:: What the task asks ::
Reproduce each line, exactly, from the one containing "Parse this screenshot: output" through the end of the material. Exclude pictures.

:: Records supplied ::
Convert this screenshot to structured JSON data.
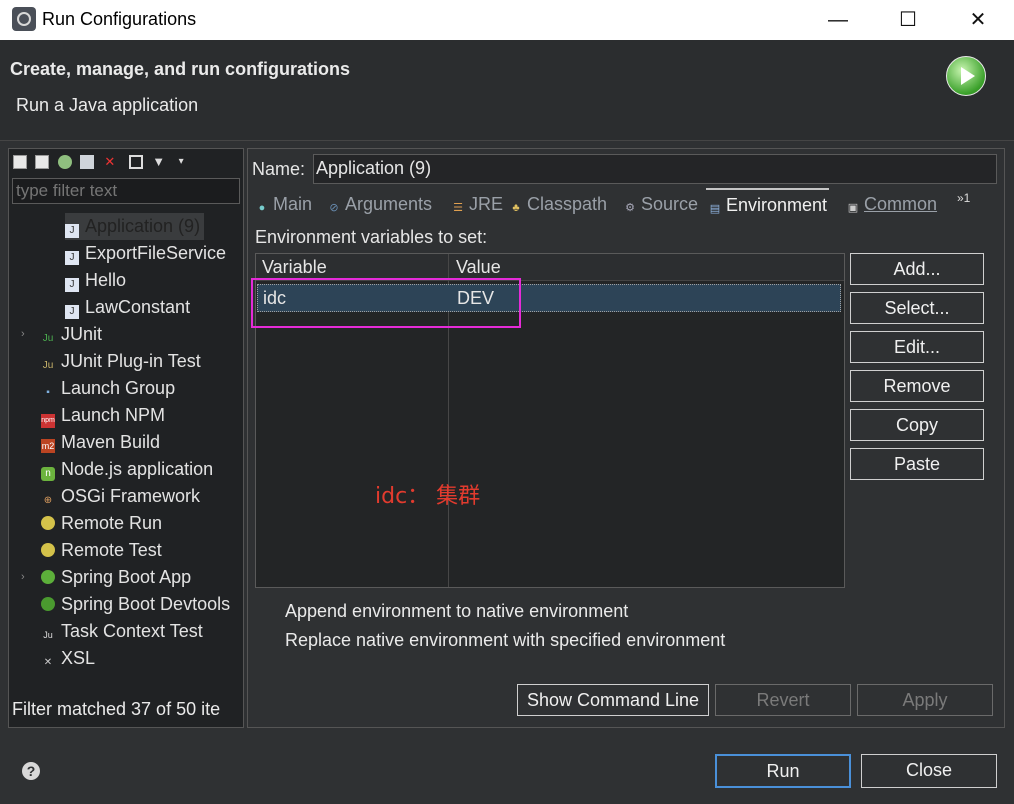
{
  "window": {
    "title": "Run Configurations",
    "min": "—",
    "max": "☐",
    "close": "✕"
  },
  "banner": {
    "heading": "Create, manage, and run configurations",
    "subheading": "Run a Java application"
  },
  "left": {
    "filter_placeholder": "type filter text",
    "toolbar": [
      "new-config-icon",
      "duplicate-icon",
      "new-prototype-icon",
      "export-icon",
      "delete-icon",
      "collapse-all-icon",
      "filter-icon",
      "view-menu-icon"
    ],
    "tree": [
      {
        "label": "Application (9)",
        "selected": true,
        "icon": "java-app-icon"
      },
      {
        "label": "ExportFileService",
        "icon": "java-app-icon"
      },
      {
        "label": "Hello",
        "icon": "java-app-icon"
      },
      {
        "label": "LawConstant",
        "icon": "java-app-icon"
      },
      {
        "label": "JUnit",
        "icon": "junit-icon"
      },
      {
        "label": "JUnit Plug-in Test",
        "icon": "junit-plugin-icon"
      },
      {
        "label": "Launch Group",
        "icon": "launch-group-icon"
      },
      {
        "label": "Launch NPM",
        "icon": "npm-icon"
      },
      {
        "label": "Maven Build",
        "icon": "maven-icon"
      },
      {
        "label": "Node.js application",
        "icon": "nodejs-icon"
      },
      {
        "label": "OSGi Framework",
        "icon": "osgi-icon"
      },
      {
        "label": "Remote Run",
        "icon": "remote-icon"
      },
      {
        "label": "Remote Test",
        "icon": "remote-icon"
      },
      {
        "label": "Spring Boot App",
        "icon": "spring-boot-icon"
      },
      {
        "label": "Spring Boot Devtools",
        "icon": "spring-devtools-icon"
      },
      {
        "label": "Task Context Test",
        "icon": "task-context-icon"
      },
      {
        "label": "XSL",
        "icon": "xsl-icon"
      }
    ],
    "status": "Filter matched 37 of 50 ite"
  },
  "right": {
    "name_label": "Name:",
    "name_value": "Application (9)",
    "tabs": [
      {
        "label": "Main",
        "icon": "main-tab-icon"
      },
      {
        "label": "Arguments",
        "icon": "arguments-tab-icon"
      },
      {
        "label": "JRE",
        "icon": "jre-tab-icon"
      },
      {
        "label": "Classpath",
        "icon": "classpath-tab-icon"
      },
      {
        "label": "Source",
        "icon": "source-tab-icon"
      },
      {
        "label": "Environment",
        "icon": "environment-tab-icon",
        "active": true
      },
      {
        "label": "Common",
        "icon": "common-tab-icon"
      }
    ],
    "tab_overflow": "»1",
    "env_label": "Environment variables to set:",
    "table": {
      "headers": [
        "Variable",
        "Value"
      ],
      "rows": [
        {
          "variable": "idc",
          "value": "DEV"
        }
      ]
    },
    "annotation": "idc： 集群",
    "buttons": {
      "add": "Add...",
      "select": "Select...",
      "edit": "Edit...",
      "remove": "Remove",
      "copy": "Copy",
      "paste": "Paste"
    },
    "radio_append": "Append environment to native environment",
    "radio_replace": "Replace native environment with specified environment",
    "show_command_line": "Show Command Line",
    "revert": "Revert",
    "apply": "Apply"
  },
  "footer": {
    "help": "?",
    "run": "Run",
    "close": "Close"
  },
  "colors": {
    "annotation": "#e23b2e",
    "highlight": "#e52bd8",
    "selected_row": "#2d4457"
  }
}
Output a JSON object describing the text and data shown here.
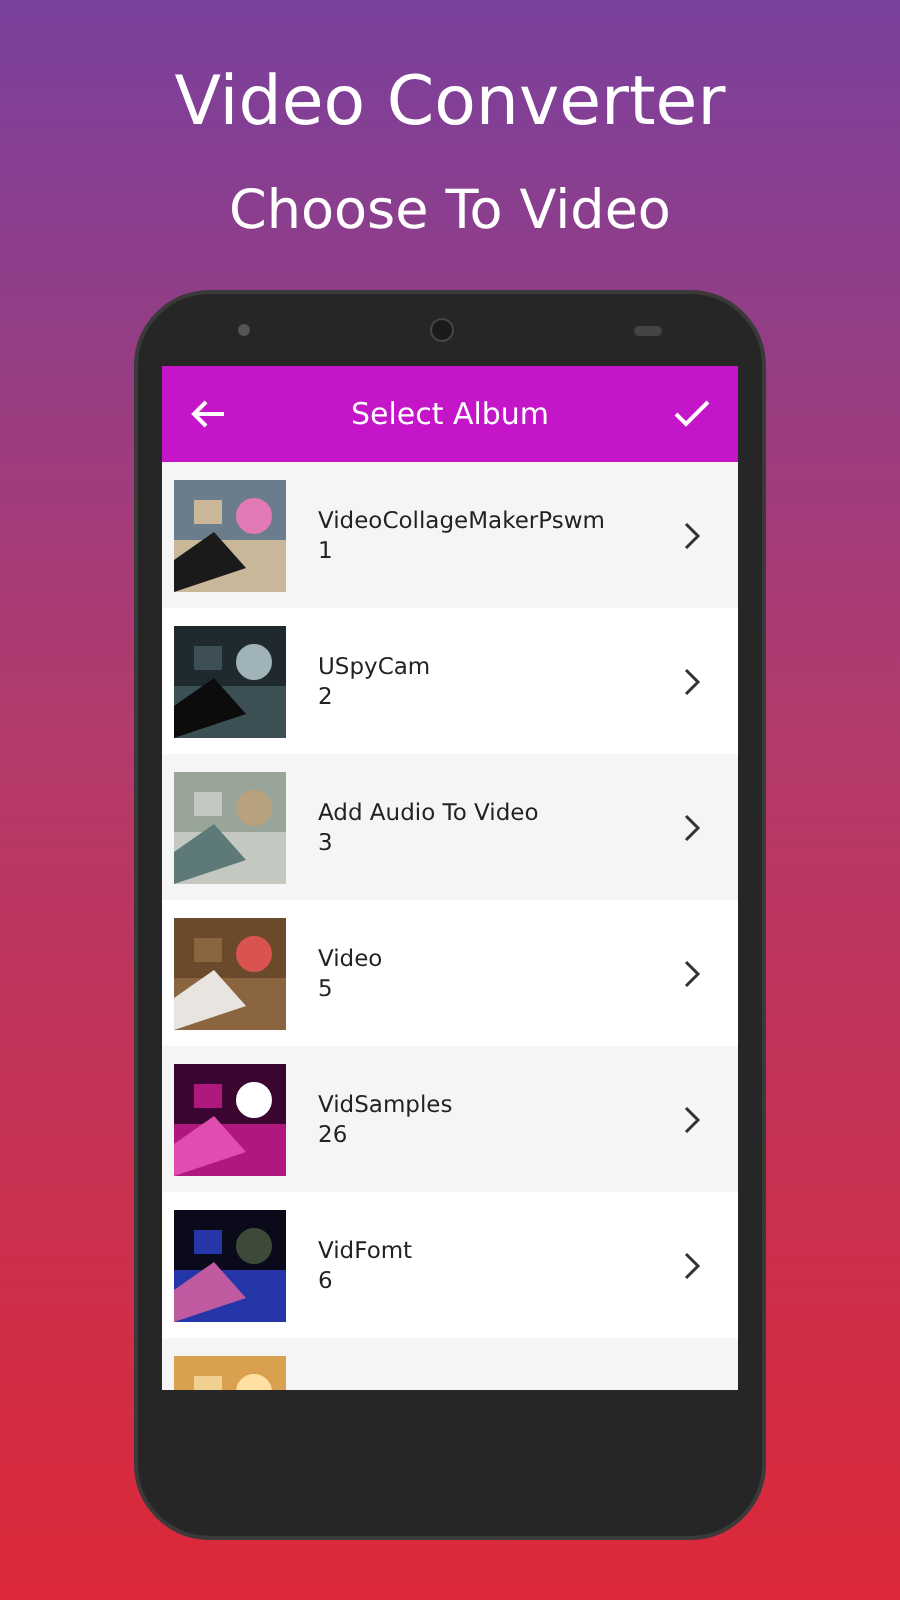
{
  "headline": "Video Converter",
  "subheadline": "Choose To Video",
  "app_bar": {
    "title": "Select Album"
  },
  "albums": [
    {
      "kind": "album",
      "name": "VideoCollageMakerPswm",
      "count": "1"
    },
    {
      "kind": "album",
      "name": "USpyCam",
      "count": "2"
    },
    {
      "kind": "album",
      "name": "Add Audio To Video",
      "count": "3"
    },
    {
      "kind": "album",
      "name": "Video",
      "count": "5"
    },
    {
      "kind": "album",
      "name": "VidSamples",
      "count": "26"
    },
    {
      "kind": "album",
      "name": "VidFomt",
      "count": "6"
    },
    {
      "kind": "picture"
    }
  ]
}
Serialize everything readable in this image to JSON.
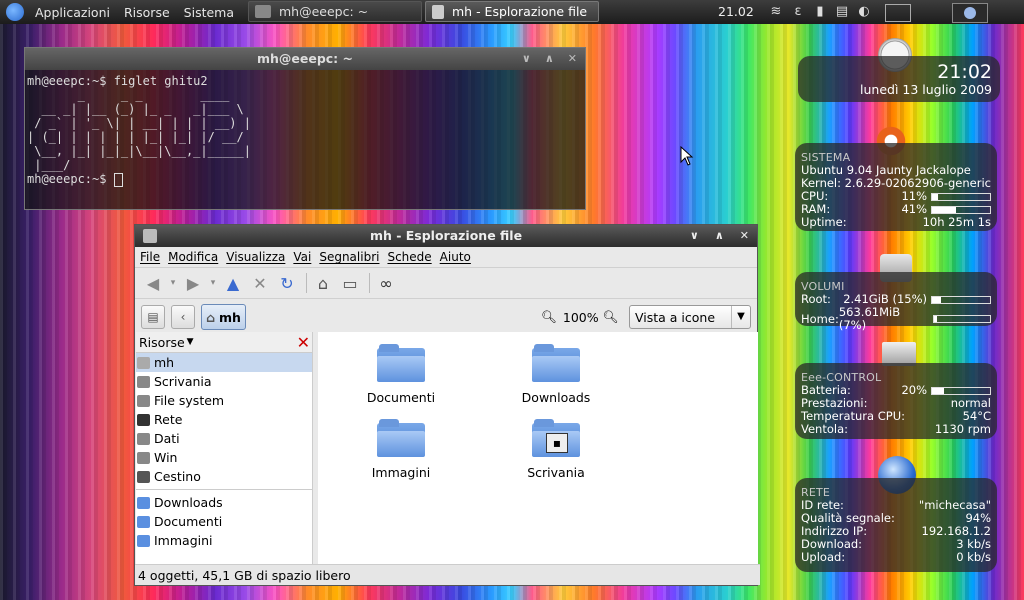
{
  "panel": {
    "menus": [
      "Applicazioni",
      "Risorse",
      "Sistema"
    ],
    "tasks": [
      {
        "label": "mh@eeepc: ~"
      },
      {
        "label": "mh - Esplorazione file"
      }
    ],
    "clock": "21.02"
  },
  "terminal": {
    "title": "mh@eeepc: ~",
    "lines": [
      "mh@eeepc:~$ figlet ghitu2",
      "       _     _ _        ____",
      "  __ _| |__ (_) |_ _   _|___ \\",
      " / _` | '_ \\| | __| | | | __) |",
      "| (_| | | | | | |_| |_| |/ __/",
      " \\__, |_| |_|_|\\__|\\__,_|_____|",
      " |___/",
      "mh@eeepc:~$ "
    ]
  },
  "filemanager": {
    "title": "mh - Esplorazione file",
    "menu": [
      "File",
      "Modifica",
      "Visualizza",
      "Vai",
      "Segnalibri",
      "Schede",
      "Aiuto"
    ],
    "breadcrumb": "mh",
    "zoom": "100%",
    "view": "Vista a icone",
    "sidepane_title": "Risorse",
    "places": [
      "mh",
      "Scrivania",
      "File system",
      "Rete",
      "Dati",
      "Win",
      "Cestino"
    ],
    "bookmarks": [
      "Downloads",
      "Documenti",
      "Immagini"
    ],
    "files": [
      "Documenti",
      "Downloads",
      "Immagini",
      "Scrivania"
    ],
    "status": "4 oggetti, 45,1 GB di spazio libero"
  },
  "conky": {
    "time": "21:02",
    "date": "lunedì 13 luglio 2009",
    "sistema": {
      "title": "SISTEMA",
      "os": "Ubuntu 9.04 Jaunty Jackalope",
      "kernel_label": "Kernel:",
      "kernel": "2.6.29-02062906-generic",
      "cpu_label": "CPU:",
      "cpu": "11%",
      "ram_label": "RAM:",
      "ram": "41%",
      "uptime_label": "Uptime:",
      "uptime": "10h 25m 1s"
    },
    "volumi": {
      "title": "VOLUMI",
      "root_label": "Root:",
      "root": "2.41GiB (15%)",
      "home_label": "Home:",
      "home": "563.61MiB (7%)"
    },
    "eee": {
      "title": "Eee-CONTROL",
      "batt_label": "Batteria:",
      "batt": "20%",
      "prest_label": "Prestazioni:",
      "prest": "normal",
      "temp_label": "Temperatura CPU:",
      "temp": "54°C",
      "fan_label": "Ventola:",
      "fan": "1130 rpm"
    },
    "rete": {
      "title": "RETE",
      "id_label": "ID rete:",
      "id": "\"michecasa\"",
      "q_label": "Qualità segnale:",
      "q": "94%",
      "ip_label": "Indirizzo IP:",
      "ip": "192.168.1.2",
      "dl_label": "Download:",
      "dl": "3 kb/s",
      "ul_label": "Upload:",
      "ul": "0 kb/s"
    },
    "levels": {
      "cpu": 0.11,
      "ram": 0.41,
      "root": 0.15,
      "home": 0.07,
      "batt": 0.2
    }
  }
}
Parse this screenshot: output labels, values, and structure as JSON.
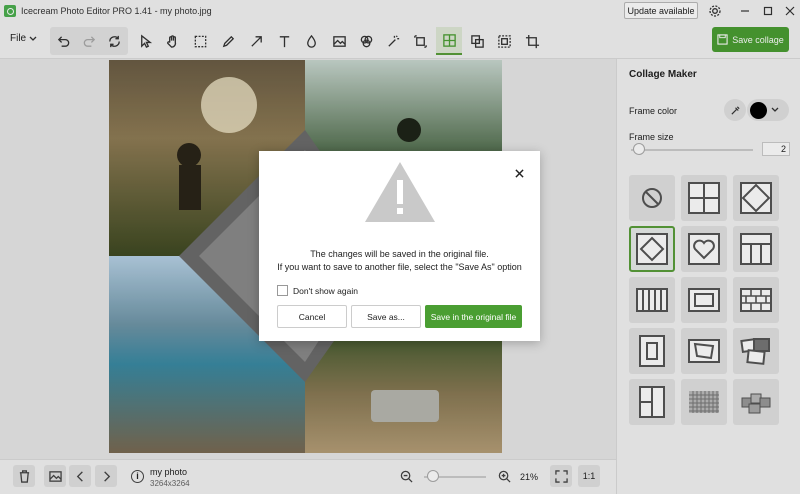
{
  "app": {
    "title": "Icecream Photo Editor PRO 1.41 - my photo.jpg"
  },
  "titlebar": {
    "update_label": "Update available"
  },
  "toolbar": {
    "file_label": "File",
    "save_collage_label": "Save collage"
  },
  "panel": {
    "title": "Collage Maker",
    "frame_color_label": "Frame color",
    "frame_color": "#000000",
    "frame_size_label": "Frame size",
    "frame_size_value": "2"
  },
  "bottombar": {
    "file_name": "my photo",
    "dimensions": "3264x3264",
    "zoom": "21%",
    "actual_size_label": "1:1"
  },
  "dialog": {
    "message_line1": "The changes will be saved in the original file.",
    "message_line2": "If you want to save to another file, select the \"Save As\" option",
    "checkbox_label": "Don't show again",
    "cancel_label": "Cancel",
    "save_as_label": "Save as...",
    "save_original_label": "Save in the original file"
  },
  "colors": {
    "accent": "#4a9e32",
    "panel_bg": "#f3f3f3"
  }
}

:: Response below ::
Parse this screenshot: output labels, values, and structure as JSON.
{
  "app": {
    "title": "Icecream Photo Editor PRO 1.41 - my photo.jpg"
  },
  "titlebar": {
    "update_label": "Update available"
  },
  "toolbar": {
    "file_label": "File",
    "save_collage_label": "Save collage"
  },
  "panel": {
    "title": "Collage Maker",
    "frame_color_label": "Frame color",
    "frame_color": "#000000",
    "frame_size_label": "Frame size",
    "frame_size_value": "2"
  },
  "bottombar": {
    "file_name": "my photo",
    "dimensions": "3264x3264",
    "zoom": "21%",
    "actual_size_label": "1:1"
  },
  "dialog": {
    "message_line1": "The changes will be saved in the original file.",
    "message_line2": "If you want to save to another file, select the \"Save As\" option",
    "checkbox_label": "Don't show again",
    "cancel_label": "Cancel",
    "save_as_label": "Save as...",
    "save_original_label": "Save in the original file"
  },
  "colors": {
    "accent": "#4a9e32",
    "panel_bg": "#f3f3f3"
  }
}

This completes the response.